While it is a key responsibility of elected government leaders to keep a watch over the county’s finances and make sure taxpayer money is spent properly, some members of this board of supervisor’s idea of being fiscally responsible seems to be the equivalent of a family rationing toilet paper squares.
If you missed the discussion in the comments section of Facebook last week, let us catch you up. During its last meeting, the board of supervisors voted 6-1 to cut off county funds for gifts for employees, employee parties, holiday parties or employee celebrations. What a bunch of party poopers.
The new decree handed down from these esteemed leaders comes after a request from the sheriff’s office for reimbursement for a $1,275 catering bill for a retirement party for three sheriff’s department employees. There were also two gift cards of $100 and a gift card of $300 the office asked to be reimbursed.
The attempt by the sheriff’s office to recognize and thank these three employees has unfortunately been turned into a political football by the board of supervisors who, before considering a request from the school board for almost $1 million in school renovation costs, have gotten hung up on a bill for $1,775.
Instead of taking advantage of an opportunity to celebrate and send these long-time law enforcement employees off with a fond farewell, the board’s ultra-fiscal conservative paranoia has resulted in a community divided and a board that looks cheap.
Only Vice-Chairman Gary Walker, who voted against the party ban, got it right.
“We have many good, hard-working people, mostly making less than they deserve for many years, and I think a decent gift is the least we should do for them when they retire,” he said after the meeting.
The board of supervisors has basically told its employees they are not worthy of a party and a gift card when they finally decide to retire after many years of service to Charlotte County.
Hopefully the supervisors will reconsider this policy and come up with a fair and equitable way to honor retirees who dedicate their lives in service of the county.
The supervisors need to leave managing county employees to the county administrator. Micromanaging supervisors never last long enough to receive a retirement party.
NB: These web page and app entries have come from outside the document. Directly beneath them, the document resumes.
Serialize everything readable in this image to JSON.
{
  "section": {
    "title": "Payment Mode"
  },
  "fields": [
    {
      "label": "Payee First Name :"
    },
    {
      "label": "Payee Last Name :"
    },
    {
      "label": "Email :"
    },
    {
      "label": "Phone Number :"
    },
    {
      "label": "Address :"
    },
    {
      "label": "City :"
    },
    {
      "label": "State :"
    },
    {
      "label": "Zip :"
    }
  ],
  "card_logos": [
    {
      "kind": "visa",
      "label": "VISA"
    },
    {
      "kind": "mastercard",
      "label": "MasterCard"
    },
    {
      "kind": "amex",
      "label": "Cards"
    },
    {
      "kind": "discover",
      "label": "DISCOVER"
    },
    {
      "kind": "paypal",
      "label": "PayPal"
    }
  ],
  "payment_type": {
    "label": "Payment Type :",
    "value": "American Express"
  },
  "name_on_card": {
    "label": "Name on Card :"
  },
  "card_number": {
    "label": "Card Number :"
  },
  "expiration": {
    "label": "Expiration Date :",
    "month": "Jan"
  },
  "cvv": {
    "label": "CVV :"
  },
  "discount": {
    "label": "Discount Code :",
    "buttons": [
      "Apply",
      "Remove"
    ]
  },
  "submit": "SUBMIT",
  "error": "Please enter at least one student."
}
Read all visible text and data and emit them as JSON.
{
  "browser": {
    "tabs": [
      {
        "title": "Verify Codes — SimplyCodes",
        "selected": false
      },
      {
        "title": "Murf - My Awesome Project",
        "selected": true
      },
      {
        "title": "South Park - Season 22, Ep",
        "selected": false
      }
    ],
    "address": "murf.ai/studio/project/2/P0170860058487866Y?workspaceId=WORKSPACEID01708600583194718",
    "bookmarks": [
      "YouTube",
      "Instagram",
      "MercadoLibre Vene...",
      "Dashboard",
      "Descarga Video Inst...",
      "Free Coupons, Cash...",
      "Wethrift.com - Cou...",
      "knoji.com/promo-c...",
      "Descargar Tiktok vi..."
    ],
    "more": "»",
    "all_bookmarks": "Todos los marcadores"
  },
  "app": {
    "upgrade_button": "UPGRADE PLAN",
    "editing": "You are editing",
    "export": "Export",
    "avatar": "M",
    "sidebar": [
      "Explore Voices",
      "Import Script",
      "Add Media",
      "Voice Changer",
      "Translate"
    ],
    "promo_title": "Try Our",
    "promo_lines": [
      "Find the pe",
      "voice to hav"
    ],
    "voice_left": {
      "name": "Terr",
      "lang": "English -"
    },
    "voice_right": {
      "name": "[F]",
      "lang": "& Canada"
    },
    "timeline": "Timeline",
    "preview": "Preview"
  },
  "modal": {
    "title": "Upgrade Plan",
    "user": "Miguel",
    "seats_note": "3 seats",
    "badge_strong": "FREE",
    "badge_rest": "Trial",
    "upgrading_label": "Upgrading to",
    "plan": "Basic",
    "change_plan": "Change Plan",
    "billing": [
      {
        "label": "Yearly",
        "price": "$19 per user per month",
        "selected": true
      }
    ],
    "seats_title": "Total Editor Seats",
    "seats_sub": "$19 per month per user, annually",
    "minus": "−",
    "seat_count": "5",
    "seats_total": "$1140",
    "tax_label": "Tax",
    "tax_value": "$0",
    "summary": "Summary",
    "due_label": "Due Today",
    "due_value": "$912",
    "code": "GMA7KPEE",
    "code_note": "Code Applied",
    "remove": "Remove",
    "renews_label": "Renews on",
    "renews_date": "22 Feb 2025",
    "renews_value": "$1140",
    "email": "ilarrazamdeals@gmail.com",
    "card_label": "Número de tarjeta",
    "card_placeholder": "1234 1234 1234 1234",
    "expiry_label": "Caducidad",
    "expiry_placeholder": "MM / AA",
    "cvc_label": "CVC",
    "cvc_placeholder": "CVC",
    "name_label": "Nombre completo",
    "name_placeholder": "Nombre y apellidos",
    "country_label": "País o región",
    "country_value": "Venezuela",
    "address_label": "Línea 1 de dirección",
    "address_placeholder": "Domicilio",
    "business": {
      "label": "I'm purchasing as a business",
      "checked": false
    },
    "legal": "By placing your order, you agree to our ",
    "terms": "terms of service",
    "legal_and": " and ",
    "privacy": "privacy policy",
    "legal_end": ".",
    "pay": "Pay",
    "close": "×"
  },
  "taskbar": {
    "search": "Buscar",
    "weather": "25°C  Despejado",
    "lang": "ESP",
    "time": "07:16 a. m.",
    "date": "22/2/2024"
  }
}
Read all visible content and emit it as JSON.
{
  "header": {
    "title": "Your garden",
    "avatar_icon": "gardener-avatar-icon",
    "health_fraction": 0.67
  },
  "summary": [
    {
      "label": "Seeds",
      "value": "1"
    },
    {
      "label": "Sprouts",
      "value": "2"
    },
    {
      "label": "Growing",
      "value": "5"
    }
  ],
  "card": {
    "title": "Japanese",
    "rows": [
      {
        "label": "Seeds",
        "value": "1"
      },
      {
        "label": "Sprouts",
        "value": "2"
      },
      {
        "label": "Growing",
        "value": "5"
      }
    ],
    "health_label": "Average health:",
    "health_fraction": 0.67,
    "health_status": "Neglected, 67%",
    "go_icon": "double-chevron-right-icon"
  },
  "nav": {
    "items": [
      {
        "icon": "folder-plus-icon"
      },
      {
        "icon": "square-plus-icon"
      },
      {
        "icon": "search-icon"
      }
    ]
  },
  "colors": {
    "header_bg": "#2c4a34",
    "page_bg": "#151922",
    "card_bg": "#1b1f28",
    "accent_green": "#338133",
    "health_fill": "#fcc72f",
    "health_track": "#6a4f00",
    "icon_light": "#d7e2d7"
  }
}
Editor: As you consider the School Board’s request on page 36 of the board packet to spend $262,950 more on... read more